§ Aim of the exercise:
Go through the data and copy each line that holds "GazeRecorder".

§ Material for the task:
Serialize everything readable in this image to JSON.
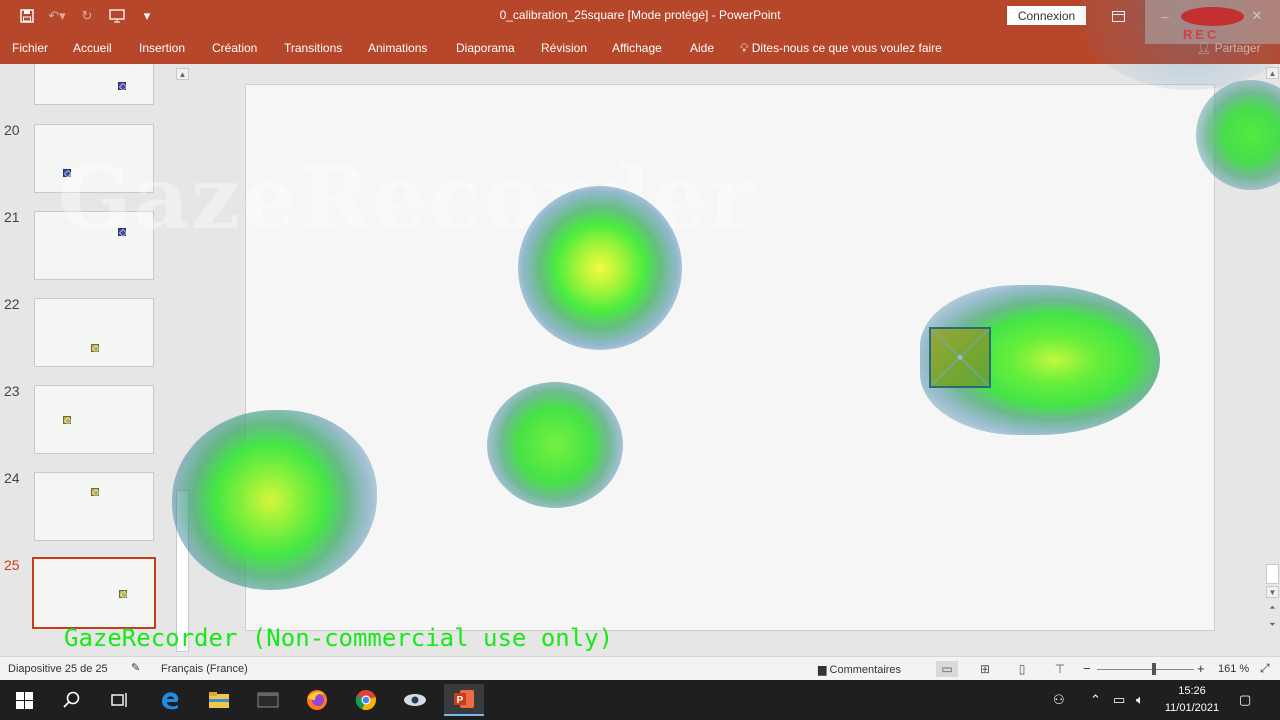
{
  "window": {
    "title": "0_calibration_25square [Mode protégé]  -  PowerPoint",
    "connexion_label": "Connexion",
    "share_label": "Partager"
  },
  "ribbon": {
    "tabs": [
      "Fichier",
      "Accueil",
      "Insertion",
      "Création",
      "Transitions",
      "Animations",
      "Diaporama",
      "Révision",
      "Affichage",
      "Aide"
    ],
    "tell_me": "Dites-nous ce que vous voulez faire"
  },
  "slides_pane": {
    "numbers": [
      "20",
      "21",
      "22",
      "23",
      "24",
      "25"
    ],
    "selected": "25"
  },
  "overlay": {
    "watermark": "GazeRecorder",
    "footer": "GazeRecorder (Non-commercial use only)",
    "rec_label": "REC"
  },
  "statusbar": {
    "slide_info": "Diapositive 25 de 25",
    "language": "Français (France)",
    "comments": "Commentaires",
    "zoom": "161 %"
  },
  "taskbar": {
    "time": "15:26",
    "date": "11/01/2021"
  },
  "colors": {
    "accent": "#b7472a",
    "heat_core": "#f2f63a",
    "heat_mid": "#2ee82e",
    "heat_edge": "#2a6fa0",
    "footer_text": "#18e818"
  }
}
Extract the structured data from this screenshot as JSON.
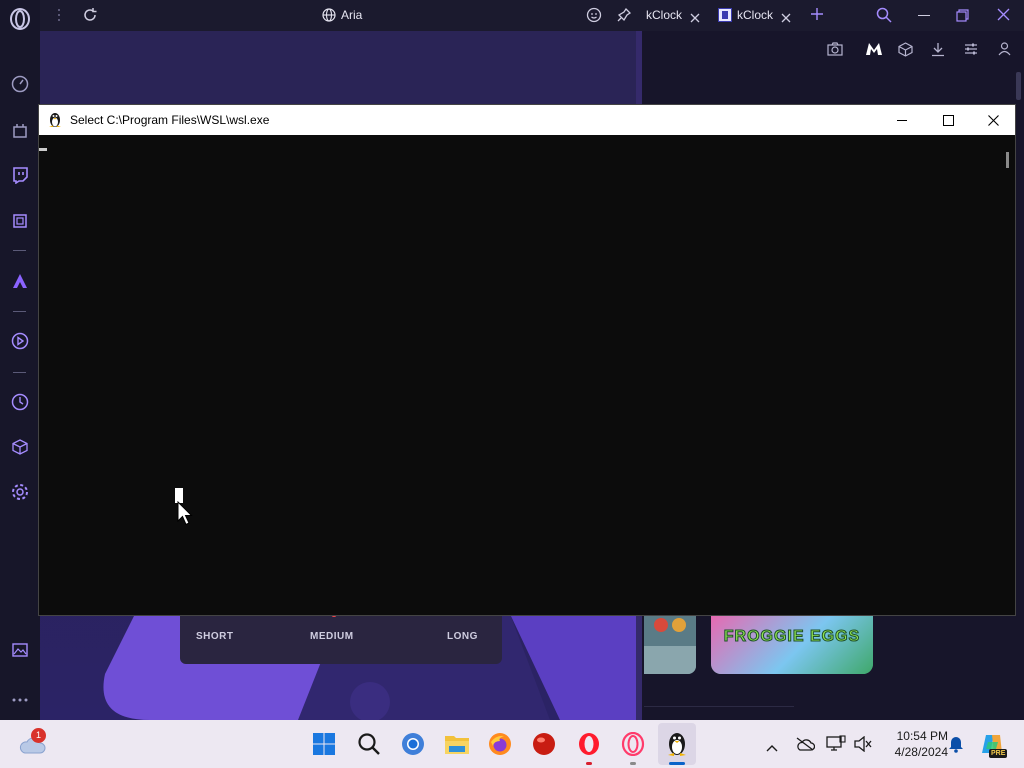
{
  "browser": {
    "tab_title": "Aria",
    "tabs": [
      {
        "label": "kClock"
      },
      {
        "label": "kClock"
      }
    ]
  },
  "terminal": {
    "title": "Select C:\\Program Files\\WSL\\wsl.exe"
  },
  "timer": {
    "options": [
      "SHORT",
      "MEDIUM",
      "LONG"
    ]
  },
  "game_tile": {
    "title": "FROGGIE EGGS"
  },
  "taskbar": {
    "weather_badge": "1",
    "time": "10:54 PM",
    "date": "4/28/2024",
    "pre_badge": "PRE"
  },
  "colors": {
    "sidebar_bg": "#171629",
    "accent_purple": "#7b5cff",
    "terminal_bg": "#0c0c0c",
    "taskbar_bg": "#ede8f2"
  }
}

§ Response area:
    "watermark": "GazeRecorder",
    "footer": "GazeRecorder (Non-commercial use only)",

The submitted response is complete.